Pan­demic cre­at­ing strange bed­fel­lows

Orlando Sentinel - - Local & State -

Dear Amy: Be­cause COVID-19 has caused uni­ver­si­ties to close, my boyfriend’s sis­ter, “C,” has moved into the house with us un­til fur­ther no­tice (per­haps un­til the univer­sity re­opens in the fall).

C is a very picky eater and eats mostly bread, cheese and fruit. My boyfriend and I are mostly veg­e­tar­ian and ve­gan, but we’ve been able to find at least one meal a week we can all share to­gether. We tend to do this on Sun­days.

My is­sue is with the other days of the week. More of­ten than not, C seems to take an adult­sized por­tion of food (at least a few spoon­fuls, per­haps to be po­lite) picks at the food we’ve pre­pared, and then de­clares she’s not in­ter­ested in eat­ing it and throws it away. This amounts to bowls of food go­ing into the trash.

I don’t want C to feel like she has to ap­pease us, and I’ve of­fered “feel free to make your­self a sand­wich” sev­eral times.

How do I pre­vent this waste from hap­pen­ing?

Dear Meal­mates: This pan­demic — and the ne­ces­sity to iso­late — has cre­ated un­usual and un­fore­seen co­hab­it­ing groups, strange (and stranger) bed­fel­lows and oc­ca­sional dis­com­fort around the ta­ble. In my house­hold, this dis­com­fort is caused by var­i­ous fam­ily mem­bers ex­per­i­ment­ing with new dishes, and serv­ing up the oc­ca­sional dud (I plead guilty).

Most of the is­sues that arise can be dealt with

(and solved) through sim­ple com­mu­ni­ca­tion.

You say that you don’t want for “C” to feel like she has to ap­pease you, but she should feel that she has to ap­pease you, by mak­ing an ef­fort to be a re­spon­si­ble mem­ber of the house­hold.

You are mak­ing the ef­fort to ap­pease her by pro­vid­ing hous­ing for the fore­see­able fu­ture and by not pass­ing judg­ment on her lim­ited diet.

“Feel free to make your­self a sand­wich” is ob­vi­ously a too sub­tle state­ment for C to dis­cern what you are re­ally get­ting at.

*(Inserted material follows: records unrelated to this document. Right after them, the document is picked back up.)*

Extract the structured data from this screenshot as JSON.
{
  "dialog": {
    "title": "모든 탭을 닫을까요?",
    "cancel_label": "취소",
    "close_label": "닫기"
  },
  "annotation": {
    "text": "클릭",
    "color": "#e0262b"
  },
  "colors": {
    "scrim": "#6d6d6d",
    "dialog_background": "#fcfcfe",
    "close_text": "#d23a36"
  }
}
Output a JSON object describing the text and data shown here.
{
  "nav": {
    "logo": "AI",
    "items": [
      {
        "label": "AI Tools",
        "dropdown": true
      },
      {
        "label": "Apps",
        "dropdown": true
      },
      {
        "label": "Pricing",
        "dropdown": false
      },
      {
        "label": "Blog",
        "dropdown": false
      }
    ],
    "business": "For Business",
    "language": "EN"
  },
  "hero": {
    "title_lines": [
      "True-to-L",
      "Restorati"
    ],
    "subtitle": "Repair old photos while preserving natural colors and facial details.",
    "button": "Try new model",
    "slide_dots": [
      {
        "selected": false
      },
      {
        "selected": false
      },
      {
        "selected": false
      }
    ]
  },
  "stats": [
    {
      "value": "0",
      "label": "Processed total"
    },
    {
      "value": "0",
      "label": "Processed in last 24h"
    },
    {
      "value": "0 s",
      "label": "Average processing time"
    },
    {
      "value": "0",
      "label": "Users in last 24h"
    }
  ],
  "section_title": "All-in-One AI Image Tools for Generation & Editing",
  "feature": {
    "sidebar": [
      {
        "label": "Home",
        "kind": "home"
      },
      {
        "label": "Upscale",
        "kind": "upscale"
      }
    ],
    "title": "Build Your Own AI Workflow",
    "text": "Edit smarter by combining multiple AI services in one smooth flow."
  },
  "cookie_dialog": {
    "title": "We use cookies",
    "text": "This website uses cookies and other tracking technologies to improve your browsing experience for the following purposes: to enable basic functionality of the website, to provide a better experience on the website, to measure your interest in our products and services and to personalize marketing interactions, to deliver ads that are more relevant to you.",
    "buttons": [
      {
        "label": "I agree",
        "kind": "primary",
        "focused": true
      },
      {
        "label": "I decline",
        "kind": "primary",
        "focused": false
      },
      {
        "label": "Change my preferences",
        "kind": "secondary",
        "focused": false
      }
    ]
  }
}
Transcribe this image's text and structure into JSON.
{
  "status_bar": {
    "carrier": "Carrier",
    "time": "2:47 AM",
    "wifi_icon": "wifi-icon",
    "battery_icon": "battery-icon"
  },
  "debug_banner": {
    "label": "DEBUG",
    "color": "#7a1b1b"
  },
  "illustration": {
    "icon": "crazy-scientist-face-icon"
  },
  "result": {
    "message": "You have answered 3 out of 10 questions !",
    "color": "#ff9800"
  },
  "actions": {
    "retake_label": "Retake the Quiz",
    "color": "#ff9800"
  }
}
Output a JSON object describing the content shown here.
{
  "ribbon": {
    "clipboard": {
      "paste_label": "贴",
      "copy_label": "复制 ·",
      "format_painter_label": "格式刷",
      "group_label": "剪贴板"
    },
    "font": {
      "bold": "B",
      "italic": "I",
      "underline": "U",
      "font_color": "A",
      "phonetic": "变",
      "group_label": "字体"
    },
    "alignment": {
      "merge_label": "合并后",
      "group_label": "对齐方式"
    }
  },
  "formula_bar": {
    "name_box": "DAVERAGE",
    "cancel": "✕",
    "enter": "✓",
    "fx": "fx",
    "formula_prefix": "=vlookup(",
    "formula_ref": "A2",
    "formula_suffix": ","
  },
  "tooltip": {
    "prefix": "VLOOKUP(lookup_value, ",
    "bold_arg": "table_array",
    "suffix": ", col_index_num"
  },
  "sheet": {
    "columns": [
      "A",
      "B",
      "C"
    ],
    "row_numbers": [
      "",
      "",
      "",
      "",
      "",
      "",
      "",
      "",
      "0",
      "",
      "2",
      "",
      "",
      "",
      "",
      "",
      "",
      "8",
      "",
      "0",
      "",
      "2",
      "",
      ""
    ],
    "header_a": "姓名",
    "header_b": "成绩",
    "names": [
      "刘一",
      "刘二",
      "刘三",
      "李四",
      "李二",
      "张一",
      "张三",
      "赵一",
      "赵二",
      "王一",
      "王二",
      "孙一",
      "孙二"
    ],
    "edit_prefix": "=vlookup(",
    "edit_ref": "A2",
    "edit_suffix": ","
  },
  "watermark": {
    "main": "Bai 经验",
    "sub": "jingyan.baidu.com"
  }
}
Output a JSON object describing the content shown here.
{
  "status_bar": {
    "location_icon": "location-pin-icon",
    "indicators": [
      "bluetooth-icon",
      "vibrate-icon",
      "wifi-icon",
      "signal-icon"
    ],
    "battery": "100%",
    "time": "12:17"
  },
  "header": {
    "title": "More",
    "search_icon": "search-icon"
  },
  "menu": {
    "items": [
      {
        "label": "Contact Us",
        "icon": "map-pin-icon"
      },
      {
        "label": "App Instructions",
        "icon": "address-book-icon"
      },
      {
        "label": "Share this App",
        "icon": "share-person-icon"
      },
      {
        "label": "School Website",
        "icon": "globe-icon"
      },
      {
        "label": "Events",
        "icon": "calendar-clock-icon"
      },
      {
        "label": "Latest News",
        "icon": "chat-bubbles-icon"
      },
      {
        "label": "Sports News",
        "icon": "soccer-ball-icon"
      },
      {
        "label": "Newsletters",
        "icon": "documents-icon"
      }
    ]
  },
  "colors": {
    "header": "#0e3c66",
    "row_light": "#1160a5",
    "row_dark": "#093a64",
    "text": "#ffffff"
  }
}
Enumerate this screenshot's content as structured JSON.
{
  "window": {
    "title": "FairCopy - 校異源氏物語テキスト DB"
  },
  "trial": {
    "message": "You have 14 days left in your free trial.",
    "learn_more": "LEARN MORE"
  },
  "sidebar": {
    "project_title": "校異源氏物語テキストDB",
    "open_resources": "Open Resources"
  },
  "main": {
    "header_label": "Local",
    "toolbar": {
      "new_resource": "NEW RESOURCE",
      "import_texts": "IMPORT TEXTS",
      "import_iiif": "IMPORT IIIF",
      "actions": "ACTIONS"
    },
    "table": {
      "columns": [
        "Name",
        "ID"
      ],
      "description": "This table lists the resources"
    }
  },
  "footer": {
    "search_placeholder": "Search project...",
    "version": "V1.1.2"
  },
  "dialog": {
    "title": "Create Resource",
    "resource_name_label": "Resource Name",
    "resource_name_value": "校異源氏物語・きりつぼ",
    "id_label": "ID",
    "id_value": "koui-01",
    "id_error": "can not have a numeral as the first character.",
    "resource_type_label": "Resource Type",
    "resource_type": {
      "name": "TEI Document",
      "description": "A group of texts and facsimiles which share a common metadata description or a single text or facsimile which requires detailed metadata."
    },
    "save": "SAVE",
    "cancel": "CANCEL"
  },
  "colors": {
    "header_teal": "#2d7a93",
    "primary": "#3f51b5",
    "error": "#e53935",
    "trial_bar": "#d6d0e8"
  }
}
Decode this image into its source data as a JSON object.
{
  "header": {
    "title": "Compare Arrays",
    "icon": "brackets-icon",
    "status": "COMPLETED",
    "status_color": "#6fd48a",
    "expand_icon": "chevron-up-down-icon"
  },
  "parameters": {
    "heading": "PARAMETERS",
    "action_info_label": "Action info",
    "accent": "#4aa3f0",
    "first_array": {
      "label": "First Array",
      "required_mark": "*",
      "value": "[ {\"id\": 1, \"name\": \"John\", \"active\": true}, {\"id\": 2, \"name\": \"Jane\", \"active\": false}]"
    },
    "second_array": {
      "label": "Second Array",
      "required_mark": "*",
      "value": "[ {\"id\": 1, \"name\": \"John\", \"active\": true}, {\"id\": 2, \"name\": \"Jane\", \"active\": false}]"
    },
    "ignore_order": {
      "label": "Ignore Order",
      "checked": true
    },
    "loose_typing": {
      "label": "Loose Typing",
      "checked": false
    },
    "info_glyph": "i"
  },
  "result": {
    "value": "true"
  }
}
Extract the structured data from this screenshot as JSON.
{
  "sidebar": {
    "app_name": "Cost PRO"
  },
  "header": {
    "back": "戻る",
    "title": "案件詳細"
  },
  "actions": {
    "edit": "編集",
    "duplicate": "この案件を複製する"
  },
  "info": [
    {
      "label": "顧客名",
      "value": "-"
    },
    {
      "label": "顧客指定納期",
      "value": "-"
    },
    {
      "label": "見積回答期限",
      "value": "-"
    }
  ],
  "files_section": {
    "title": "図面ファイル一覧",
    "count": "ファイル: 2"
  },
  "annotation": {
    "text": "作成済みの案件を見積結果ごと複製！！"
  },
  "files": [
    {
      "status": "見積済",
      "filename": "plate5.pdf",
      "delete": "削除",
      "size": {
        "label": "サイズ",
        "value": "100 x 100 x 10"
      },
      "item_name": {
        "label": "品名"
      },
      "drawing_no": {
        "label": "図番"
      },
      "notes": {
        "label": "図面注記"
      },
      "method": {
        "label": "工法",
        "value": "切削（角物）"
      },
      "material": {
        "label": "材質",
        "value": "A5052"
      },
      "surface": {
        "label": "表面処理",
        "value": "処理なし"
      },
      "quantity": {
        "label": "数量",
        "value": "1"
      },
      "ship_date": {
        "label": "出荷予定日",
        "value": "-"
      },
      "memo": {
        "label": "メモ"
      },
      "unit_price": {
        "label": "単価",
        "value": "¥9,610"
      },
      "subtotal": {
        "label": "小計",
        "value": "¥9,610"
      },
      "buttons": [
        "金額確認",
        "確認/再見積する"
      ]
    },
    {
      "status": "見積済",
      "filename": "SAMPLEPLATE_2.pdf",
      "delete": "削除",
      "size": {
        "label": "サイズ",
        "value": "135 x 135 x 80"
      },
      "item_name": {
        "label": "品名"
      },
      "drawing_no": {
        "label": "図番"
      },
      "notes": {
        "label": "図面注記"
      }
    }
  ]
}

You and your boyfriend (C’s brother) should have a “fam­ily meet­ing” once a week. You should all review var­i­ous as­pects of your co­hab­i­ta­tion, es­pe­cially your ex­pe­ri­ences at meal­time. Say to her, “We all like to eat different things, and that’s fine. But you of­ten serve your­self a larger por­tion of the food we pre­pare, even when it seems that you won’t like it — or wouldn’t eat it — and then we end up throw­ing it away. If you want to try some­thing, it would be help­ful if you served your­self a small spoon­ful or two, and if you like it, dive in! We just can’t af­ford to dis­pose of left­over food.”

Dear Amy: Due to the COVID-19 cri­sis, both my spouse and teen have been idle at home, but I have been work­ing full time (from home).

I had to have a talk with them. I said, ba­si­cally, if you’re not go­ing to your job/school but I am, you must step up. Do not ex­pect me to work and then plan and make din­ner and do the laun­dry, etc.

They got the mes­sage. Women, es­pe­cially, have the ex­pec­ta­tion of manag­ing the fam­ily, the house and their job.

I hope this sit­u­a­tion will be the event that helps those who don’t man­age the house­hold see and step into full part­ner­ships with the “house man­ager.”

Dear Op­ti­mistic: In my house­hold, I fi­nally reached my limit and dealt with this is­sue by ask­ing each fam­ily mem­ber to “take a night.” This seems to have worked out well and has been some­thing of a re­lief for all of us.

Dear Amy: “Over­worked” com­plained about the state of her house with her adult chil­dren quar­an­tined at home.

This mom ob­vi­ously raised th­ese kids to be de­pen­dent and to act help­less when at home. It is ab­so­lutely un­ac­cept­able that any young adult would not au­to­mat­i­cally pitch in and be use­ful.

Now par­ents get a se­cond chance at suc­cess­ful par­ent­ing. One of the par­ents of my sixth grade stu­dents con­fided in me that, in prepa­ra­tion for cancer surgery, she took her school age boys aside and ex­plained how to do laun­dry, pack a lunch, etc.

She came out of the surgery fine, and the boys kept up with tak­ing care of th­ese chores. She said, “Why did it take cancer to teach me that kids can be so in­de­pen­dent?”

Dear Teacher: Some par­ents are late to this valu­able les­son.

Newspapers in English

Newspapers from USA

© PressReader. All rights reserved.